Information given:

******

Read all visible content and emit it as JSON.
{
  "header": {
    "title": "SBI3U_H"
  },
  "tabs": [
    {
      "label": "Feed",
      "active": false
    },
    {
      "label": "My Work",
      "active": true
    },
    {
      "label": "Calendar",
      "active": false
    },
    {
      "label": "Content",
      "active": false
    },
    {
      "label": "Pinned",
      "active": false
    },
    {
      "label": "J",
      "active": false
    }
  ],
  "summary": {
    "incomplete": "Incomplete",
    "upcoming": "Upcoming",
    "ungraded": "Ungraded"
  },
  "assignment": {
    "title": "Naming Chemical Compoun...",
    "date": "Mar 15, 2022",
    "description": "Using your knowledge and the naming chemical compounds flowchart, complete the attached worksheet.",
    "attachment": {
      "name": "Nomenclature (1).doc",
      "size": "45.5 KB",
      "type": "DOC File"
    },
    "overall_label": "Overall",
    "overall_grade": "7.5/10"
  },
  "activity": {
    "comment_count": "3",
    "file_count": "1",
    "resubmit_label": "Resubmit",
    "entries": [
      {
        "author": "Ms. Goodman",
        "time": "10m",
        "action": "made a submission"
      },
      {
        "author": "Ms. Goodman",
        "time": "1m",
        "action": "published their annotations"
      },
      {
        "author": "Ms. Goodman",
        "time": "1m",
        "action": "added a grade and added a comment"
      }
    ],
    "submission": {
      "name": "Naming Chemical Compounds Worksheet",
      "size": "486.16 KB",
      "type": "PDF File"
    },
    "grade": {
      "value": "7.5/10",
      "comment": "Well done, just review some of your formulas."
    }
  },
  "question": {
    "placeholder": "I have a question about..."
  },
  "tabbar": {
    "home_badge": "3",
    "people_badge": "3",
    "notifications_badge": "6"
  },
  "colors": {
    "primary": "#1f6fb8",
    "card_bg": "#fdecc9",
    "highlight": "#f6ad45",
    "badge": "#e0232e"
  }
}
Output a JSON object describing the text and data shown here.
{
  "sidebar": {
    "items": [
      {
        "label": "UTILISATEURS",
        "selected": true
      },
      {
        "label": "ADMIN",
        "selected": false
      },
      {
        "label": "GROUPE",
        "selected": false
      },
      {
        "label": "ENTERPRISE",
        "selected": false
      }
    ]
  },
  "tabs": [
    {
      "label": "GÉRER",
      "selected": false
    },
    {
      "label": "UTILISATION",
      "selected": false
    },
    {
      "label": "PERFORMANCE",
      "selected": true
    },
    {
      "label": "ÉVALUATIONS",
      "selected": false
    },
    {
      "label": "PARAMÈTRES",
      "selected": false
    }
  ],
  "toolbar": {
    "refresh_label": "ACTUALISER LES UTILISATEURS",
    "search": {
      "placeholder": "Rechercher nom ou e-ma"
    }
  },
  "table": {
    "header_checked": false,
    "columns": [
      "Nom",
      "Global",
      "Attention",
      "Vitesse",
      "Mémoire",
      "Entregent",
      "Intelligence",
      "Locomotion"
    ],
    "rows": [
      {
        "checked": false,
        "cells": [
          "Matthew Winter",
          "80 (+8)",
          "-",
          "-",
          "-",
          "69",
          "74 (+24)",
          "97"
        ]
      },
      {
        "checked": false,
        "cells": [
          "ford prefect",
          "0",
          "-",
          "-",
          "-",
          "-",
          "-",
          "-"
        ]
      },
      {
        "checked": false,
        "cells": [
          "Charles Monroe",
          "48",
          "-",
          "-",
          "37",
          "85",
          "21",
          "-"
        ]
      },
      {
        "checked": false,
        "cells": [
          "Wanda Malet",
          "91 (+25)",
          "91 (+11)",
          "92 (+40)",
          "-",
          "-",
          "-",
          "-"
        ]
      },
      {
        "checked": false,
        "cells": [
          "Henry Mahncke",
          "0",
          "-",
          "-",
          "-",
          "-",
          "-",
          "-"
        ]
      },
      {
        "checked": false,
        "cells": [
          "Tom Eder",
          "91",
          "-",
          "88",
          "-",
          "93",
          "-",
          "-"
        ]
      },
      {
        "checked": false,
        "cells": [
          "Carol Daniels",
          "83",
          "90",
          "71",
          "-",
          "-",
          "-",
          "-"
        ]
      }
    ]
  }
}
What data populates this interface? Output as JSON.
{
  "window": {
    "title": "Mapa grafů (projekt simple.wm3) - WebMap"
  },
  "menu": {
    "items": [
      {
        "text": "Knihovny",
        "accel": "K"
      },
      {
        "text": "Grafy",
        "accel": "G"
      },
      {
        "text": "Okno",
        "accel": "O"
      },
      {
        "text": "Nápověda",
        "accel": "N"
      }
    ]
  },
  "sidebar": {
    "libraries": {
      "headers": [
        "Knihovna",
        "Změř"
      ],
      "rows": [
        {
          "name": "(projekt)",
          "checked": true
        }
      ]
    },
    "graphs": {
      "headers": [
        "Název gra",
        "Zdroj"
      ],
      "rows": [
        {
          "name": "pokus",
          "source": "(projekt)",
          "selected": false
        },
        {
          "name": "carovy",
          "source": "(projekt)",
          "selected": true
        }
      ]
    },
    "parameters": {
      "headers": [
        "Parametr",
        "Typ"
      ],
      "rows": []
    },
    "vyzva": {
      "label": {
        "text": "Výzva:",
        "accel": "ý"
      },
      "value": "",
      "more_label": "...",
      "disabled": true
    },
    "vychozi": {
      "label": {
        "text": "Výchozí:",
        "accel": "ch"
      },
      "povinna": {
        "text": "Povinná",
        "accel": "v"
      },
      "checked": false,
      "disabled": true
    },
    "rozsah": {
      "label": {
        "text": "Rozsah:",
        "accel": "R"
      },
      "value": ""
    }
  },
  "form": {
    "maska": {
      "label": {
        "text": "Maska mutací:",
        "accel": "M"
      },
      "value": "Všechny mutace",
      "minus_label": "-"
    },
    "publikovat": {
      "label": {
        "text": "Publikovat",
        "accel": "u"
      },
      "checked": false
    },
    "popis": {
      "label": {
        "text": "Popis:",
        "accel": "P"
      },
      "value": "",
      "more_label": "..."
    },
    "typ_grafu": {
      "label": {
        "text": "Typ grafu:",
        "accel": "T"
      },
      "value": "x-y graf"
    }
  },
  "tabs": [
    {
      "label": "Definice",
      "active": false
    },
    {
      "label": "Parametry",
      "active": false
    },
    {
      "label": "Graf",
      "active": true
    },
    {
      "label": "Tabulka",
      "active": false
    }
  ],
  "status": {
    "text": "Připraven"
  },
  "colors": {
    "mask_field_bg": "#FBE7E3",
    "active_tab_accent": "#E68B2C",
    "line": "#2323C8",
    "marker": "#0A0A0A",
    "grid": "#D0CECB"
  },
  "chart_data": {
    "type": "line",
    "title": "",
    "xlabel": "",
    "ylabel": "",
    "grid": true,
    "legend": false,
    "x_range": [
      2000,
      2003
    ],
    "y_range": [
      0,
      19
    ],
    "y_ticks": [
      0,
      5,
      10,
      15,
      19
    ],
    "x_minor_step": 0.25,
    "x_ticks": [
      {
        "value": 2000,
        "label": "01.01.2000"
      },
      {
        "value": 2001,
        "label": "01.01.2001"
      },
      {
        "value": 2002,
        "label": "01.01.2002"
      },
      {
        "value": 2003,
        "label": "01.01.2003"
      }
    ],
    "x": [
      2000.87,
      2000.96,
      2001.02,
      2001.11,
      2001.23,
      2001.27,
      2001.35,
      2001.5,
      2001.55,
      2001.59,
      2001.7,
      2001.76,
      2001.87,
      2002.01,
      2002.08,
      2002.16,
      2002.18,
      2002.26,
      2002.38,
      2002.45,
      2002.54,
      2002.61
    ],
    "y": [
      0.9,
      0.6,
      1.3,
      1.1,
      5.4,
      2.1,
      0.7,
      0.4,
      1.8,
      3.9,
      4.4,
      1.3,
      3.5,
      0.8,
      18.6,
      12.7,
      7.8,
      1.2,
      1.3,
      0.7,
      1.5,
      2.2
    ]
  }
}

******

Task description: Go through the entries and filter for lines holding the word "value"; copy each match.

Answer to the exercise:
      "value": "7.5/10",
      "value": "",
      "value": ""
      "value": "Všechny mutace",
      "value": "",
      "value": "x-y graf"
        "value": 2000,
        "value": 2001,
        "value": 2002,
        "value": 2003,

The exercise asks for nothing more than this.